Now the key question is which student variables?
Having started my career in defense R&D and processed all kinds of sensor data spanning satellite imagery to underwater sonar data, I started seeing early on the value of linked events and stimulus-response patterns in inferring intents and trajectories of hostile threats or high-value moving targets. For example, data on when students enroll for next term and what kind of courses they take says a lot about them in terms of being proactive vs. procrastinating, staying on the right pathways vs. wandering around, the level of preparedness, etc. LMS activity trends in relation to high-value events can be quite insightful in helping us infer the student’s social and psychological factors. Student response patterns associated with well-designed micro surveys and insights derived from passive-sensing data done in student-privacy respecting ways can help us design more empathetic and nuanced multidimensional approaches to helping students do better.
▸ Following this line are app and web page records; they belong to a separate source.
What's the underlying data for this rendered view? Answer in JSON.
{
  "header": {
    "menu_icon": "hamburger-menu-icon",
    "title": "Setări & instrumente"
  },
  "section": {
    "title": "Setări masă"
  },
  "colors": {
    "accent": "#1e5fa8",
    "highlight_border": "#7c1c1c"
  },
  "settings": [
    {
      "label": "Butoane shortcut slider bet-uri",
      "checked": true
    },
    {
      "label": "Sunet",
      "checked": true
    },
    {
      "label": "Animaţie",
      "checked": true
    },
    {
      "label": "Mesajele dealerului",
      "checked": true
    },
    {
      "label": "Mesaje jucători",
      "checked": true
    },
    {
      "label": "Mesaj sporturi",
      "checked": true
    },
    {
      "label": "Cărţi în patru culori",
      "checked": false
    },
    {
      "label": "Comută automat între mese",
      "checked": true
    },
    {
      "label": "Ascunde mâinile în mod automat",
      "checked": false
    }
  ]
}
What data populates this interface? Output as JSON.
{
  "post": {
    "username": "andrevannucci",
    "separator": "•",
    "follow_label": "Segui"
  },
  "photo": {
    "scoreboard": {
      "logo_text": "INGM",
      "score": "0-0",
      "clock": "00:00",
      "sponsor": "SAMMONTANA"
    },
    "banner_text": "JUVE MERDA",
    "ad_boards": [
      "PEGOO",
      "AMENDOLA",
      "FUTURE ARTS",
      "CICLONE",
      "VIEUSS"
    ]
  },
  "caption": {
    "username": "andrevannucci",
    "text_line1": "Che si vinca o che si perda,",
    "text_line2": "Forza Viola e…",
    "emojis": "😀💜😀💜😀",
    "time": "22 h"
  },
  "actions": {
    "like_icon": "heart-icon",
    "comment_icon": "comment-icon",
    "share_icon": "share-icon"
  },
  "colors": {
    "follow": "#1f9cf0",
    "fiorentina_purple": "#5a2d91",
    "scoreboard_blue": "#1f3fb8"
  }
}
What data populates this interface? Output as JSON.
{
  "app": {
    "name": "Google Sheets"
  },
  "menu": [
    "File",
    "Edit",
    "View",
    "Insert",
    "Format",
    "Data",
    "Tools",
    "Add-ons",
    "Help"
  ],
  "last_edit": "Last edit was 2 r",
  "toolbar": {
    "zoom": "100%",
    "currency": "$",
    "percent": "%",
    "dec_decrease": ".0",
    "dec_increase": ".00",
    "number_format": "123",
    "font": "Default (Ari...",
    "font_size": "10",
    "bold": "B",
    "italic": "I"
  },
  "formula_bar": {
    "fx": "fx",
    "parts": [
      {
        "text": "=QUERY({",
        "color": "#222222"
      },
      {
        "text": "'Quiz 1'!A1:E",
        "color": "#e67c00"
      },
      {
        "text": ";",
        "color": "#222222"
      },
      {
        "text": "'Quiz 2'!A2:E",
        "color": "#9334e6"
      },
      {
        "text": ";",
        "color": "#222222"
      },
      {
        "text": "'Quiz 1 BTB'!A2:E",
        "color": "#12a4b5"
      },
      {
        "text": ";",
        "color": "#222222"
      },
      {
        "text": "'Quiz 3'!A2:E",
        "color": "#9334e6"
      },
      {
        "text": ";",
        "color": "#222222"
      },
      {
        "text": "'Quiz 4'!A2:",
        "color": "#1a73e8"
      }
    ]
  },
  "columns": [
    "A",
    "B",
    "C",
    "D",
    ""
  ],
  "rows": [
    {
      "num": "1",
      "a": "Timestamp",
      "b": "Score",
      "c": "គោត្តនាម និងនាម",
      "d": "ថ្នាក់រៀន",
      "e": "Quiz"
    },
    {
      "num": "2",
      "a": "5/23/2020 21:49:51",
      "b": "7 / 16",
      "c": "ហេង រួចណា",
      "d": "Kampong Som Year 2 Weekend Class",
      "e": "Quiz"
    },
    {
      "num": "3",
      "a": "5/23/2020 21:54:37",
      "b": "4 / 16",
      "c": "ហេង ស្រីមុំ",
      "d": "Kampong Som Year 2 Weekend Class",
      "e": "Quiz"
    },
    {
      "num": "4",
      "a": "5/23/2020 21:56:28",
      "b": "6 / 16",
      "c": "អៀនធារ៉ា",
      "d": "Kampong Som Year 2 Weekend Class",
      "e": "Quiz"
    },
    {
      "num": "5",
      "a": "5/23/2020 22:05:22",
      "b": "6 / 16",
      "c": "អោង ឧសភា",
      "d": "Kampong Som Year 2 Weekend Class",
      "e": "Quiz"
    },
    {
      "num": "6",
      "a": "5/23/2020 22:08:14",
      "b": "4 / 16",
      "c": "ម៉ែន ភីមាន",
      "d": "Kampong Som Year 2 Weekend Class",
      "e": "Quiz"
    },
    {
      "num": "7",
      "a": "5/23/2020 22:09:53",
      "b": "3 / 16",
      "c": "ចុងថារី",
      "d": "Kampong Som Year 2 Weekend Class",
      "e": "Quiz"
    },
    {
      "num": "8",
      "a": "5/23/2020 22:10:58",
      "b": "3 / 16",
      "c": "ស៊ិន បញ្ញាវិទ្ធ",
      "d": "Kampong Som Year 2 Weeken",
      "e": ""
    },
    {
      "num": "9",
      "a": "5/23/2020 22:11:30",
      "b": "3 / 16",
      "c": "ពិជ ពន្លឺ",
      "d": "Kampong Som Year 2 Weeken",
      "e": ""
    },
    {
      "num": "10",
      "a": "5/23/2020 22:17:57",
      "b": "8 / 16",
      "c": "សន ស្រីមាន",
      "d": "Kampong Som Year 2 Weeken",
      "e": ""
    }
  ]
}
The main purpose of digital signal processing (DSP) is to improve the signal-to-noise ratio (SNR) of weak signals using various signal transformation algorithms so that they can be detected and turned into linked events for deeper insights. While highly sophisticated DSP algorithms may be an overkill in higher education, there are some salient DSP concepts in time-series event linking and pattern learning when we treat student-level time-series touch point event data as data points along the student’s academic journey within and across institutions.
Next, let’s consider data compression for efficient matching. Again there are two schools of thought here. On one hand, we have the lossless CD school of thought — match students using student variables using the Mahalanobis distance in a high-dimensional vector space spanned by the student variables. On the other hand, many follow the work of Rubin and Rosenbaum in building propensity score models so that matching can take place in the one-dimensional propensity score space, where propensity score is defined as the probability of the student participating in treatment given his or her student variables.
We experimented with a number of different, yet complementary matching algorithms on a number of intervention programs in our evidence-based student success knowledge base. Our finding is that no matter which school of thought, the most important factor is that good modeling practices be followed. For both Mahalanobis distance matching and propensity score matching (PSM), we saw biases in predicted success rates of matched pilot and control groups. Once those biases were addressed via good predictive modeling techniques, such as regularization, feature ranking, and well-calibrated, highly accurate models, did we see the results that made sense in real-world situations. Following such intervention insights has led to continuously improving ROI.
Given what we have discussed, we will next talk about how to become Sherlock Holmes in investigating reported impact results.